According to Vera's story, Mr Nuttel faced a gruesome experience when he was in India. Once, he had a pack of dogs chase him into a cemetery near the banks of the river Ganges. Unfortunately, he then had to spend the night in a freshly dug grave with all those dogs snarling, growling, and foaming just above him. The phrase "snarling and grinning and foaming" emphasises the ferociousness and monstrous state the dogs were in. They were so wild that they would have instantly shredded Mr Nuttel into pieces. Finally, she ends her narrative by providing her point of view. She states that such a terrifying experience is "enough to make anyone lose their nerve".
 
If you had observed, Vera could easily create such vivid images, through which she would capture and enslave her audience. The convincing context makes it easier for the ignorant audience to believe in her story. The ending of her story contains her point of view, and she makes it a point that there is no room for doubt or thought. In the end, she makes a perfect fool of her audience!
 
When you consider her first tale that was narrated to Mr Nuttel, you can see how she picked the available details from his life and had misused the information while presenting the story. For instance, she set her story during a time when Mr Nuttel's sister wasn’t around. She was also clever to point it out to Mr Nuttel to avoid any questions over the credibility of her story. Moreover, she knew that he was a stranger to the country and knew no one around. This was also important to her story because she wanted to make sure that he had no contact in the country.

Furthermore, she also timed her story so that it ended before Mrs Sappleton had entered the room. Later, when Mrs Sappleton announced that the men had arrived, Vera kept up her act and put on an expression that suggested "dazed horror". Also, she never budged even when she saw Mr Nuttel dashing out.
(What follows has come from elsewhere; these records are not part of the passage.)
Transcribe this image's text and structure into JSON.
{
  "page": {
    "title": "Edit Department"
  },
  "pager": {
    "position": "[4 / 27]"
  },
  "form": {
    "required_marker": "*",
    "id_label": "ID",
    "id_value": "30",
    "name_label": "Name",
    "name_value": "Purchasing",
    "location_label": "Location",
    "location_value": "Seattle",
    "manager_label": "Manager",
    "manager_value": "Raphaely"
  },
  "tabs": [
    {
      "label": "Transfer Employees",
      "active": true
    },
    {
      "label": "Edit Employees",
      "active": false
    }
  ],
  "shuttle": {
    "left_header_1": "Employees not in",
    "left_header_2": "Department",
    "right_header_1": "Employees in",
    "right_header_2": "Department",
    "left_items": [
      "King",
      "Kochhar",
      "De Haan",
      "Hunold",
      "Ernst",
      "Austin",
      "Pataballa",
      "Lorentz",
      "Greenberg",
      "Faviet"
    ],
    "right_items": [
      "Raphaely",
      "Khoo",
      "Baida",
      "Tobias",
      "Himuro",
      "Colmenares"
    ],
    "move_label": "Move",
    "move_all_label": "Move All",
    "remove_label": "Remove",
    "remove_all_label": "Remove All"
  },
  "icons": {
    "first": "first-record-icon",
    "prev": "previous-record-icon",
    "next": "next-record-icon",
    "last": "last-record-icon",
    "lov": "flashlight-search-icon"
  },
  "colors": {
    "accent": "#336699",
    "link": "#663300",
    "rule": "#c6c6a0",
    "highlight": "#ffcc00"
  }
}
However, despite knowing that she is the real reason behind Mr Nuttel's departure, she decided to spin another story filled with lies.
 
It is unnerving to think that a seemingly harmless and calm girl such as Vera could be capable of committing a crime without even the slightest wink.
 
The narrator finally ends "The Open Window" by stating that 'romance at short notice was Vera's speciality'. Please be aware that the word "romance" here doesn't have any relation to the word "love". Instead, it refers to a heroic, adventurous, or mysterious story which may not be credible. So, according to the narrator's verdict, Vera's true talent lies in her ability to create a story in a matter of a very short time.
 
Yes, Vera is indeed gifted with her creative mind. However, what she lacks is a conscience, a moral sense of right and wrong.